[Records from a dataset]
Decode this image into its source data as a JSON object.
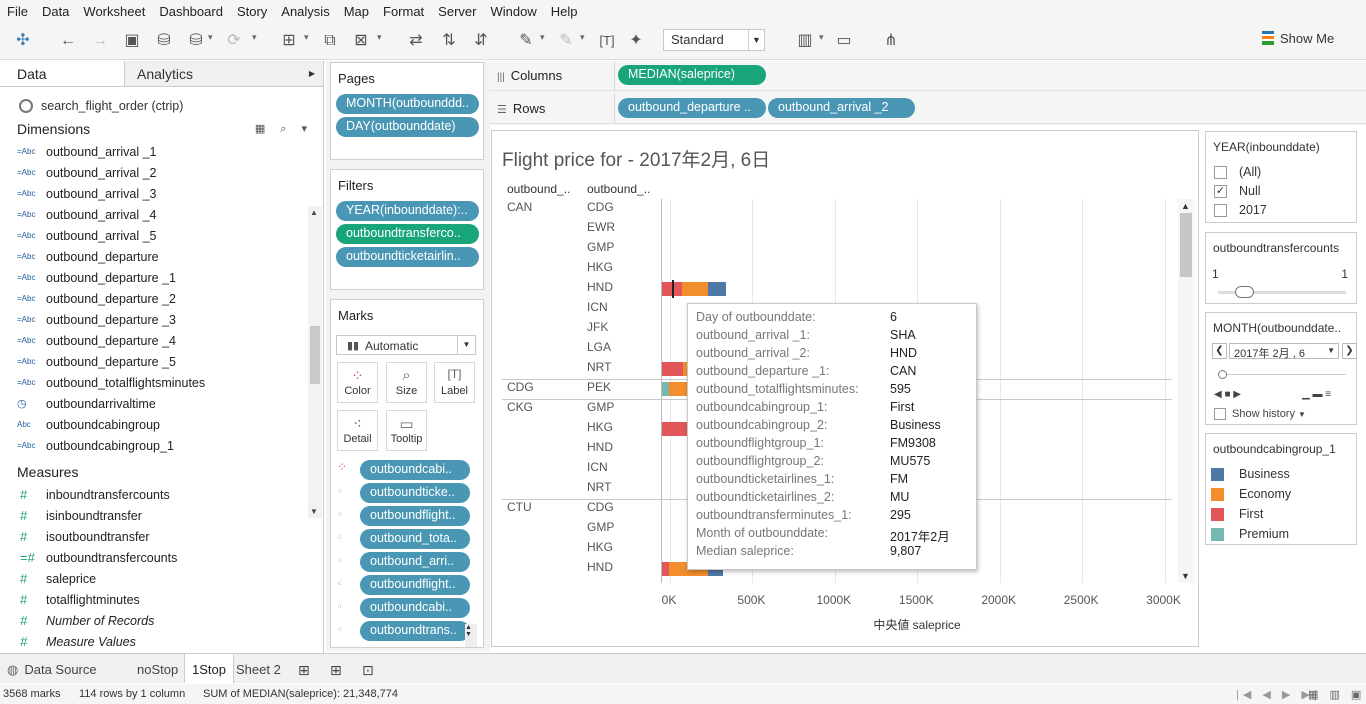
{
  "menu": [
    "File",
    "Data",
    "Worksheet",
    "Dashboard",
    "Story",
    "Analysis",
    "Map",
    "Format",
    "Server",
    "Window",
    "Help"
  ],
  "toolbar": {
    "standard_label": "Standard",
    "show_me_label": "Show Me"
  },
  "data_pane": {
    "tab_data": "Data",
    "tab_analytics": "Analytics",
    "datasource": "search_flight_order (ctrip)",
    "dimensions_label": "Dimensions",
    "dimensions": [
      {
        "type": "=Abc",
        "name": "outbound_arrival _1"
      },
      {
        "type": "=Abc",
        "name": "outbound_arrival _2"
      },
      {
        "type": "=Abc",
        "name": "outbound_arrival _3"
      },
      {
        "type": "=Abc",
        "name": "outbound_arrival _4"
      },
      {
        "type": "=Abc",
        "name": "outbound_arrival _5"
      },
      {
        "type": "=Abc",
        "name": "outbound_departure"
      },
      {
        "type": "=Abc",
        "name": "outbound_departure _1"
      },
      {
        "type": "=Abc",
        "name": "outbound_departure _2"
      },
      {
        "type": "=Abc",
        "name": "outbound_departure _3"
      },
      {
        "type": "=Abc",
        "name": "outbound_departure _4"
      },
      {
        "type": "=Abc",
        "name": "outbound_departure _5"
      },
      {
        "type": "=Abc",
        "name": "outbound_totalflightsminutes"
      },
      {
        "type": "date",
        "name": "outboundarrivaltime"
      },
      {
        "type": "Abc",
        "name": "outboundcabingroup"
      },
      {
        "type": "=Abc",
        "name": "outboundcabingroup_1"
      }
    ],
    "measures_label": "Measures",
    "measures": [
      {
        "name": "inboundtransfercounts"
      },
      {
        "name": "isinboundtransfer"
      },
      {
        "name": "isoutboundtransfer"
      },
      {
        "name": "outboundtransfercounts"
      },
      {
        "name": "saleprice"
      },
      {
        "name": "totalflightminutes"
      },
      {
        "name": "Number of Records"
      },
      {
        "name": "Measure Values"
      }
    ]
  },
  "pages": {
    "title": "Pages",
    "pills": [
      "MONTH(outbounddd..",
      "DAY(outbounddate)"
    ]
  },
  "filters": {
    "title": "Filters",
    "pills": [
      "YEAR(inbounddate):..",
      "outboundtransferco..",
      "outboundticketairlin.."
    ]
  },
  "marks": {
    "title": "Marks",
    "type": "Automatic",
    "buttons": [
      "Color",
      "Size",
      "Label",
      "Detail",
      "Tooltip"
    ],
    "pills": [
      "outboundcabi..",
      "outboundticke..",
      "outboundflight..",
      "outbound_tota..",
      "outbound_arri..",
      "outboundflight..",
      "outboundcabi..",
      "outboundtrans.."
    ]
  },
  "shelves": {
    "columns_label": "Columns",
    "columns_pill": "MEDIAN(saleprice)",
    "rows_label": "Rows",
    "rows_pills": [
      "outbound_departure ..",
      "outbound_arrival _2"
    ]
  },
  "view": {
    "title": "Flight price for - 2017年2月, 6日",
    "col_headers": [
      "outbound_..",
      "outbound_.."
    ],
    "groups": [
      {
        "dep": "CAN",
        "arrs": [
          "CDG",
          "EWR",
          "GMP",
          "HKG",
          "HND",
          "ICN",
          "JFK",
          "LGA",
          "NRT"
        ]
      },
      {
        "dep": "CDG",
        "arrs": [
          "PEK"
        ]
      },
      {
        "dep": "CKG",
        "arrs": [
          "GMP",
          "HKG",
          "HND",
          "ICN",
          "NRT"
        ]
      },
      {
        "dep": "CTU",
        "arrs": [
          "CDG",
          "GMP",
          "HKG",
          "HND"
        ]
      }
    ],
    "x_ticks": [
      "0K",
      "500K",
      "1000K",
      "1500K",
      "2000K",
      "2500K",
      "3000K"
    ],
    "x_title": "中央値 saleprice"
  },
  "chart_data": {
    "type": "bar",
    "orientation": "horizontal",
    "stacked": true,
    "xlabel": "中央値 saleprice",
    "xlim": [
      0,
      3100000
    ],
    "legend_series": [
      "Business",
      "Economy",
      "First",
      "Premium"
    ],
    "colors": {
      "Business": "#4e79a7",
      "Economy": "#f28e2b",
      "First": "#e15759",
      "Premium": "#76b7b2"
    },
    "rows": [
      {
        "category": "CAN / HND",
        "segments": [
          {
            "s": "First",
            "v": 120000
          },
          {
            "s": "Economy",
            "v": 160000
          },
          {
            "s": "Business",
            "v": 110000
          }
        ]
      },
      {
        "category": "CAN / NRT",
        "segments": [
          {
            "s": "First",
            "v": 130000
          },
          {
            "s": "Economy",
            "v": 60000
          }
        ]
      },
      {
        "category": "CDG / PEK",
        "segments": [
          {
            "s": "Premium",
            "v": 40000
          },
          {
            "s": "Economy",
            "v": 120000
          }
        ]
      },
      {
        "category": "CKG / HKG",
        "segments": [
          {
            "s": "First",
            "v": 150000
          },
          {
            "s": "Economy",
            "v": 40000
          }
        ]
      },
      {
        "category": "CTU / HND",
        "segments": [
          {
            "s": "First",
            "v": 40000
          },
          {
            "s": "Economy",
            "v": 240000
          },
          {
            "s": "Business",
            "v": 90000
          }
        ]
      }
    ]
  },
  "tooltip": [
    {
      "k": "Day of outbounddate:",
      "v": "6"
    },
    {
      "k": "outbound_arrival _1:",
      "v": "SHA"
    },
    {
      "k": "outbound_arrival _2:",
      "v": "HND"
    },
    {
      "k": "outbound_departure _1:",
      "v": "CAN"
    },
    {
      "k": "outbound_totalflightsminutes:",
      "v": "595"
    },
    {
      "k": "outboundcabingroup_1:",
      "v": "First"
    },
    {
      "k": "outboundcabingroup_2:",
      "v": "Business"
    },
    {
      "k": "outboundflightgroup_1:",
      "v": "FM9308"
    },
    {
      "k": "outboundflightgroup_2:",
      "v": "MU575"
    },
    {
      "k": "outboundticketairlines_1:",
      "v": "FM"
    },
    {
      "k": "outboundticketairlines_2:",
      "v": "MU"
    },
    {
      "k": "outboundtransferminutes_1:",
      "v": "295"
    },
    {
      "k": "Month of outbounddate:",
      "v": "2017年2月"
    },
    {
      "k": "Median saleprice:",
      "v": "9,807"
    }
  ],
  "year_filter": {
    "title": "YEAR(inbounddate)",
    "options": [
      {
        "label": "(All)",
        "checked": false
      },
      {
        "label": "Null",
        "checked": true
      },
      {
        "label": "2017",
        "checked": false
      }
    ]
  },
  "transfer_filter": {
    "title": "outboundtransfercounts",
    "min": "1",
    "max": "1"
  },
  "month_page": {
    "title": "MONTH(outbounddate..",
    "value": "2017年 2月 , 6",
    "show_history": "Show history"
  },
  "legend": {
    "title": "outboundcabingroup_1",
    "items": [
      "Business",
      "Economy",
      "First",
      "Premium"
    ]
  },
  "sheets": {
    "data_source": "Data Source",
    "tabs": [
      "noStop",
      "1Stop",
      "Sheet 2"
    ],
    "active": "1Stop"
  },
  "status": {
    "marks": "3568 marks",
    "rows": "114 rows by 1 column",
    "sum": "SUM of MEDIAN(saleprice): 21,348,774"
  }
}
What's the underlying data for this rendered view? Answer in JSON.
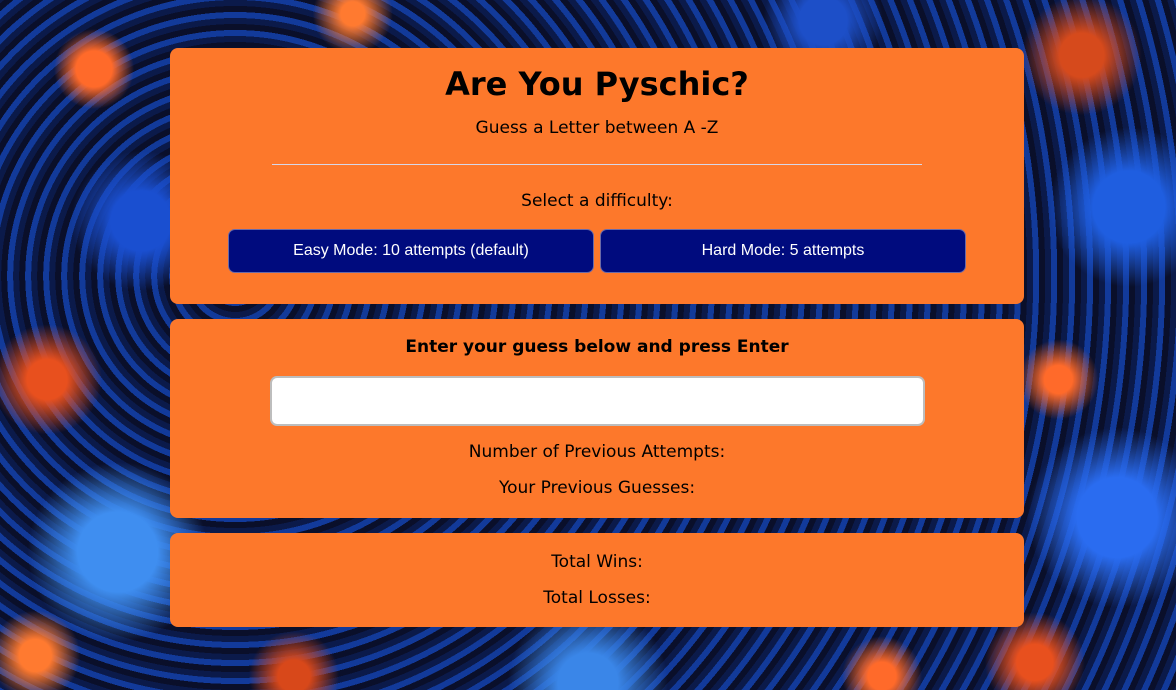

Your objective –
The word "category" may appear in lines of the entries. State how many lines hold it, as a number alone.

Response below –
5